### THE TASK
Pull out every line with the word "fruit" from the entries below.

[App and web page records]
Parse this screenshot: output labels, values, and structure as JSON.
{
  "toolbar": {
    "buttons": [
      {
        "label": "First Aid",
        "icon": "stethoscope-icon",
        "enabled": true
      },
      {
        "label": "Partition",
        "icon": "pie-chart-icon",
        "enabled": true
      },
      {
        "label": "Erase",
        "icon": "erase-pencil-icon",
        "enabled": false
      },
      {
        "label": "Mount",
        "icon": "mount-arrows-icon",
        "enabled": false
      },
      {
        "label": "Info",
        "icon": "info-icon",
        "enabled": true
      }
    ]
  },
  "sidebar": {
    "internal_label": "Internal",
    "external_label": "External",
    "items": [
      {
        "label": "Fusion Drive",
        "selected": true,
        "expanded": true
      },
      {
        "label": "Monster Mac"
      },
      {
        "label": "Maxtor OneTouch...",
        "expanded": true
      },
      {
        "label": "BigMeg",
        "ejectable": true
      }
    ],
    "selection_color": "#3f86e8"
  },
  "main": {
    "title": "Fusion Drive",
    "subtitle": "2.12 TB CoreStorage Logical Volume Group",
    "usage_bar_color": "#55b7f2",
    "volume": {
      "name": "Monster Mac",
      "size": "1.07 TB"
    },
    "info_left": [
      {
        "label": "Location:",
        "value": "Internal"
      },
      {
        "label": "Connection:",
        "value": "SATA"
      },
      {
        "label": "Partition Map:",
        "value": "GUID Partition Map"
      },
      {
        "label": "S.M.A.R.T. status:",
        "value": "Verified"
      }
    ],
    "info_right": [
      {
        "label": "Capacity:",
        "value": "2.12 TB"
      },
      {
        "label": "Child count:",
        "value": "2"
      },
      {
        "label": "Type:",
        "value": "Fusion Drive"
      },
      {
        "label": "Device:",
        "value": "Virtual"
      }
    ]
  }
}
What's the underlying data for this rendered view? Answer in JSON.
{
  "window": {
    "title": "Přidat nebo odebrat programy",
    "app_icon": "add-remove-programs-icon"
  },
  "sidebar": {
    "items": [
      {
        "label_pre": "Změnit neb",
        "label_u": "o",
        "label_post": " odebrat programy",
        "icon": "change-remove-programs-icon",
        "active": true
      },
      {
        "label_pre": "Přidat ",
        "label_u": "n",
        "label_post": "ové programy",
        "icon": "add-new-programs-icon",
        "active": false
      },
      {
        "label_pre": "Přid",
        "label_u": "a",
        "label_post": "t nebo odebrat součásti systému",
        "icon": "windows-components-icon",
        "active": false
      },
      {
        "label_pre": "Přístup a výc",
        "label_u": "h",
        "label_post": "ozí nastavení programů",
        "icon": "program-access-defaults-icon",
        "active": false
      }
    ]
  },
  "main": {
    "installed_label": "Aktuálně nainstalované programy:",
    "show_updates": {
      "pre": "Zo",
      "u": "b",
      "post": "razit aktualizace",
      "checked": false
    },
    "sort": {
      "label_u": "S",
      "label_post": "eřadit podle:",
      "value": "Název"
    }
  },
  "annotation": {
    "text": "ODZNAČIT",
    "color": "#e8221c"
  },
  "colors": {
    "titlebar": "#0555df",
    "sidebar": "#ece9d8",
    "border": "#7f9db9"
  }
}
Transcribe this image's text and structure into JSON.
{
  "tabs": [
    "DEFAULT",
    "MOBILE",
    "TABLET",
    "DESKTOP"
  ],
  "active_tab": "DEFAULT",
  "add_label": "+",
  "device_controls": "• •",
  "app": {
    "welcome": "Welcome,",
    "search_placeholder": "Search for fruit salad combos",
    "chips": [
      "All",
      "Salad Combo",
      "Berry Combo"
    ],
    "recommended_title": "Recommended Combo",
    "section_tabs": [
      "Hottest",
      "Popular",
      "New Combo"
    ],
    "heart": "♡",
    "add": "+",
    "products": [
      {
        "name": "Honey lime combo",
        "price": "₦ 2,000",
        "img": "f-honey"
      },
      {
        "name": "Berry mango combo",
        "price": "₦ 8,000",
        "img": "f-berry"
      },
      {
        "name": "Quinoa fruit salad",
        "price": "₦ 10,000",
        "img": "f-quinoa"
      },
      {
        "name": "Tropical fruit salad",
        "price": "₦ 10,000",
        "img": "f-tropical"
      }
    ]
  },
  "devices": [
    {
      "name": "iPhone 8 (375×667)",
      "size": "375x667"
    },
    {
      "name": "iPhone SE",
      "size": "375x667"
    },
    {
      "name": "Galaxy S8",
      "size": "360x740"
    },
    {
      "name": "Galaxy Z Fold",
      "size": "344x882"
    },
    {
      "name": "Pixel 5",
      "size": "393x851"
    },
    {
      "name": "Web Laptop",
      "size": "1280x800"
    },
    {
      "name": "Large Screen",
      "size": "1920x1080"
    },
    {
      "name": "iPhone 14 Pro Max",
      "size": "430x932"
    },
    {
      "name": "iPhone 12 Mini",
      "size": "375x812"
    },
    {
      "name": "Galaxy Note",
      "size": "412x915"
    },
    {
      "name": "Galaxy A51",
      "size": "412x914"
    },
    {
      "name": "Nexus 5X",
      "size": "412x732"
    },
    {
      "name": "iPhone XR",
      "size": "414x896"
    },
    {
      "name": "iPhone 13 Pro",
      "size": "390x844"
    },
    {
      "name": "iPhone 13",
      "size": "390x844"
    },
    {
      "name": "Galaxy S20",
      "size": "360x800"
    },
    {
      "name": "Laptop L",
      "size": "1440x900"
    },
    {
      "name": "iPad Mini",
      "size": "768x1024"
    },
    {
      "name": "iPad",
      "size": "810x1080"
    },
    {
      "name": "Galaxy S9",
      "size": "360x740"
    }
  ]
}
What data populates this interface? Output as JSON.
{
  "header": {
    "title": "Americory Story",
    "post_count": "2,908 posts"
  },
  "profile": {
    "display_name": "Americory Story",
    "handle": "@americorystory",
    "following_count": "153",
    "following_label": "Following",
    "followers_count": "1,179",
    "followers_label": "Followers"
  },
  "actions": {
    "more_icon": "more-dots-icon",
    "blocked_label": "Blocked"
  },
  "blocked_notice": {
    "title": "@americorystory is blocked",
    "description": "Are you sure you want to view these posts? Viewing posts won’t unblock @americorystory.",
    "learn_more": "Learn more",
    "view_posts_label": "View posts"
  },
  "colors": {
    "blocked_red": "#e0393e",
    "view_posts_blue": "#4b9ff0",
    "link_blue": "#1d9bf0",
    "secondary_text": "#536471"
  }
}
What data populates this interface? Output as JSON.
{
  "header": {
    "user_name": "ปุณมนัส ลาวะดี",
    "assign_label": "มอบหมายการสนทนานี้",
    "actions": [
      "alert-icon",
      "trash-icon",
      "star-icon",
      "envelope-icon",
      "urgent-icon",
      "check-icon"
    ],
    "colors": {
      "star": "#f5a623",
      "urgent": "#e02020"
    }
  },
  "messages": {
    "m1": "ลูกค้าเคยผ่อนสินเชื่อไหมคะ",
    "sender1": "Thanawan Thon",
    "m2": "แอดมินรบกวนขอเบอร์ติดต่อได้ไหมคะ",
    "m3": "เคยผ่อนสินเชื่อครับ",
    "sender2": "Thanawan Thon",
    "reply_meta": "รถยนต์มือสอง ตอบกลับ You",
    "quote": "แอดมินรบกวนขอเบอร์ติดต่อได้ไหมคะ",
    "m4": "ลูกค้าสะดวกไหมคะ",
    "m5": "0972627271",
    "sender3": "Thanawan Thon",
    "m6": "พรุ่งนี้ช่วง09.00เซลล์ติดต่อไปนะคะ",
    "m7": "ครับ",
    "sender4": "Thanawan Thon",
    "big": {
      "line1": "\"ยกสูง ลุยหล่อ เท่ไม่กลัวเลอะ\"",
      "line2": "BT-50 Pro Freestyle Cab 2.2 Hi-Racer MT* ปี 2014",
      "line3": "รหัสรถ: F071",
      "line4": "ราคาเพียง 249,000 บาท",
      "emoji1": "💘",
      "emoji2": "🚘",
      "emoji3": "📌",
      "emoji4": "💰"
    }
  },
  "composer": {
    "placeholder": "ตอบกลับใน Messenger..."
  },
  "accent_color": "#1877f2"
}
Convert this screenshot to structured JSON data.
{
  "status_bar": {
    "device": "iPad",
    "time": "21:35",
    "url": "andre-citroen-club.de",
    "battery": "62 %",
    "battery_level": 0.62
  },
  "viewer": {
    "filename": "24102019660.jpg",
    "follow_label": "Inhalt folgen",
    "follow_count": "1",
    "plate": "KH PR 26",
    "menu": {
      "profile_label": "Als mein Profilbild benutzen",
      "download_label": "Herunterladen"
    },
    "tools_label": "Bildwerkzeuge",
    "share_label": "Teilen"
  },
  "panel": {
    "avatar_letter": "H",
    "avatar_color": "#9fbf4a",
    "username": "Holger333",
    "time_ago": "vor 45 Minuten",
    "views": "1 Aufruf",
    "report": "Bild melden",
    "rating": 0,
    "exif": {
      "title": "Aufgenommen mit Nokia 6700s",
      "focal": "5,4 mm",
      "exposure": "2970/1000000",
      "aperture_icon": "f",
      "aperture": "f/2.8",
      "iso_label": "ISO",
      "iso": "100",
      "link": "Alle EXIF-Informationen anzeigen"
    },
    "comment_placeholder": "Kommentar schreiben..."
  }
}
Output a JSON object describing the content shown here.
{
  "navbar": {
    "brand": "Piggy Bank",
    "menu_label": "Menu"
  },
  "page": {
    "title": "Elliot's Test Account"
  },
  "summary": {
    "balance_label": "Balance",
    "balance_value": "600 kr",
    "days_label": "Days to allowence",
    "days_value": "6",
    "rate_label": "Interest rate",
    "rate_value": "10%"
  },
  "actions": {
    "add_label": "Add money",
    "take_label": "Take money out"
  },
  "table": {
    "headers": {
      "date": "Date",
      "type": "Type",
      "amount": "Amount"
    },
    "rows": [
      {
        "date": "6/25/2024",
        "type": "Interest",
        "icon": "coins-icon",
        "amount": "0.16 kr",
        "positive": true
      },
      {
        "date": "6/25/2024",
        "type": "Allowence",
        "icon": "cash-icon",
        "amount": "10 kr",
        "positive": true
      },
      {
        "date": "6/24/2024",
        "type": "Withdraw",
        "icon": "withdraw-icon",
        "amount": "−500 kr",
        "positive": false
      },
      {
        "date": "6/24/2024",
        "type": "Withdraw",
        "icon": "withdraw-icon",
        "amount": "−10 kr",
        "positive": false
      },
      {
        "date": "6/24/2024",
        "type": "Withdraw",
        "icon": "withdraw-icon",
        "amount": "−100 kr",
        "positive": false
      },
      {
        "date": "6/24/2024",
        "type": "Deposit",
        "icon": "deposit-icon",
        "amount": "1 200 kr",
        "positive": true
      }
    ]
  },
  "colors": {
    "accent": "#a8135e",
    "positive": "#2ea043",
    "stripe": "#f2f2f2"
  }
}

### RESULT OF THIS EXERCISE
    "search_placeholder": "Search for fruit salad combos",
        "name": "Quinoa fruit salad",
        "name": "Tropical fruit salad",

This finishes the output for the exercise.